WHAT IS REQUIRED
Could you output every record below exactly, leaving out the pictures?

EXTRACTED ENTRIES
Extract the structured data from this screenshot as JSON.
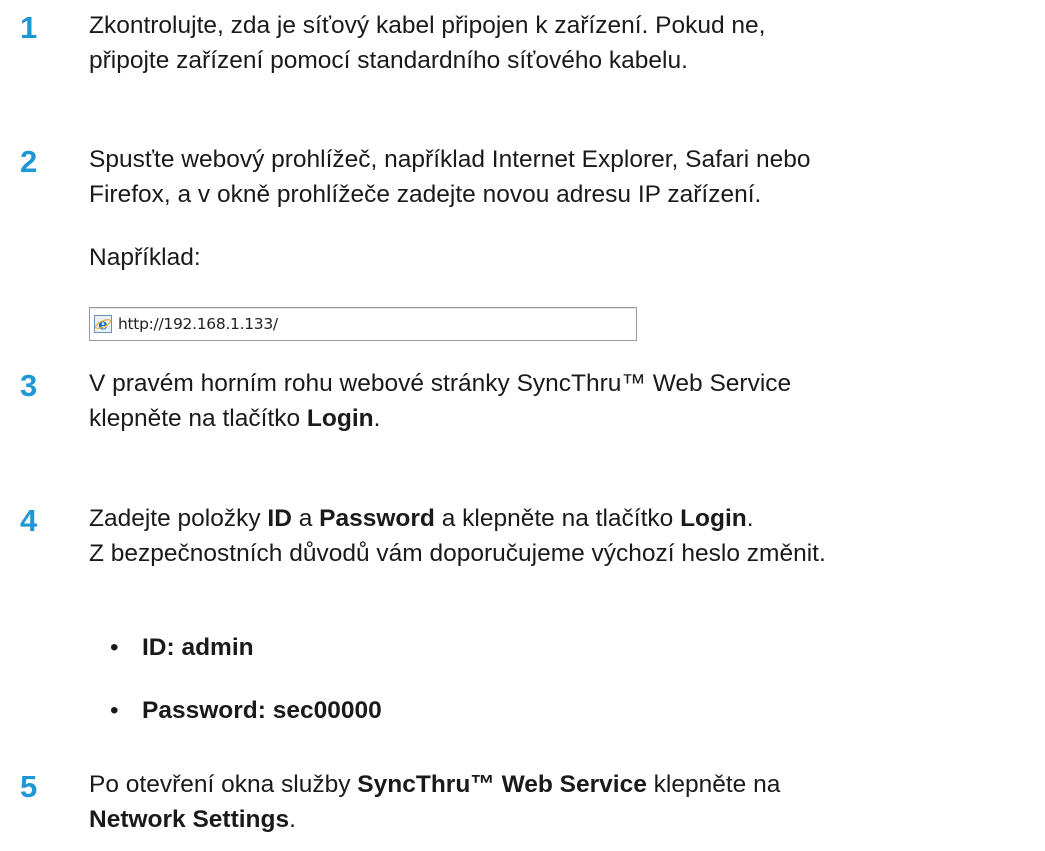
{
  "steps": [
    {
      "number": "1",
      "lines": [
        [
          {
            "t": "Zkontrolujte, zda je síťový kabel připojen k zařízení. Pokud ne,",
            "b": false
          }
        ],
        [
          {
            "t": "připojte zařízení pomocí standardního síťového kabelu.",
            "b": false
          }
        ]
      ]
    },
    {
      "number": "2",
      "lines": [
        [
          {
            "t": "Spusťte webový prohlížeč, například Internet Explorer, Safari nebo",
            "b": false
          }
        ],
        [
          {
            "t": "Firefox, a v okně prohlížeče zadejte novou adresu IP zařízení.",
            "b": false
          }
        ]
      ]
    },
    {
      "number": "3",
      "lines": [
        [
          {
            "t": "V pravém horním rohu webové stránky SyncThru™ Web Service",
            "b": false
          }
        ],
        [
          {
            "t": "klepněte na tlačítko ",
            "b": false
          },
          {
            "t": "Login",
            "b": true
          },
          {
            "t": ".",
            "b": false
          }
        ]
      ]
    },
    {
      "number": "4",
      "lines": [
        [
          {
            "t": "Zadejte položky ",
            "b": false
          },
          {
            "t": "ID",
            "b": true
          },
          {
            "t": " a ",
            "b": false
          },
          {
            "t": "Password",
            "b": true
          },
          {
            "t": " a klepněte na tlačítko ",
            "b": false
          },
          {
            "t": "Login",
            "b": true
          },
          {
            "t": ".",
            "b": false
          }
        ],
        [
          {
            "t": "Z bezpečnostních důvodů vám doporučujeme výchozí heslo změnit.",
            "b": false
          }
        ]
      ]
    },
    {
      "number": "5",
      "lines": [
        [
          {
            "t": "Po otevření okna služby ",
            "b": false
          },
          {
            "t": "SyncThru™ Web Service",
            "b": true
          },
          {
            "t": " klepněte na",
            "b": false
          }
        ],
        [
          {
            "t": "Network Settings",
            "b": true
          },
          {
            "t": ".",
            "b": false
          }
        ]
      ]
    }
  ],
  "example": {
    "label": "Například:",
    "address_bar": {
      "icon": "internet-explorer-icon",
      "url": "http://192.168.1.133/"
    }
  },
  "credentials": [
    {
      "bullet": "•",
      "text": "ID: admin"
    },
    {
      "bullet": "•",
      "text": "Password: sec00000"
    }
  ],
  "colors": {
    "step_number": "#1f97d4",
    "text": "#1a1a1a"
  }
}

TASK RESULT
Extract the structured data from this screenshot as JSON.
{
  "steps": [
    {
      "number": "1",
      "lines": [
        [
          {
            "t": "Zkontrolujte, zda je síťový kabel připojen k zařízení. Pokud ne,",
            "b": false
          }
        ],
        [
          {
            "t": "připojte zařízení pomocí standardního síťového kabelu.",
            "b": false
          }
        ]
      ]
    },
    {
      "number": "2",
      "lines": [
        [
          {
            "t": "Spusťte webový prohlížeč, například Internet Explorer, Safari nebo",
            "b": false
          }
        ],
        [
          {
            "t": "Firefox, a v okně prohlížeče zadejte novou adresu IP zařízení.",
            "b": false
          }
        ]
      ]
    },
    {
      "number": "3",
      "lines": [
        [
          {
            "t": "V pravém horním rohu webové stránky SyncThru™ Web Service",
            "b": false
          }
        ],
        [
          {
            "t": "klepněte na tlačítko ",
            "b": false
          },
          {
            "t": "Login",
            "b": true
          },
          {
            "t": ".",
            "b": false
          }
        ]
      ]
    },
    {
      "number": "4",
      "lines": [
        [
          {
            "t": "Zadejte položky ",
            "b": false
          },
          {
            "t": "ID",
            "b": true
          },
          {
            "t": " a ",
            "b": false
          },
          {
            "t": "Password",
            "b": true
          },
          {
            "t": " a klepněte na tlačítko ",
            "b": false
          },
          {
            "t": "Login",
            "b": true
          },
          {
            "t": ".",
            "b": false
          }
        ],
        [
          {
            "t": "Z bezpečnostních důvodů vám doporučujeme výchozí heslo změnit.",
            "b": false
          }
        ]
      ]
    },
    {
      "number": "5",
      "lines": [
        [
          {
            "t": "Po otevření okna služby ",
            "b": false
          },
          {
            "t": "SyncThru™ Web Service",
            "b": true
          },
          {
            "t": " klepněte na",
            "b": false
          }
        ],
        [
          {
            "t": "Network Settings",
            "b": true
          },
          {
            "t": ".",
            "b": false
          }
        ]
      ]
    }
  ],
  "example": {
    "label": "Například:",
    "address_bar": {
      "icon": "internet-explorer-icon",
      "url": "http://192.168.1.133/"
    }
  },
  "credentials": [
    {
      "bullet": "•",
      "text": "ID: admin"
    },
    {
      "bullet": "•",
      "text": "Password: sec00000"
    }
  ],
  "colors": {
    "step_number": "#1f97d4",
    "text": "#1a1a1a"
  }
}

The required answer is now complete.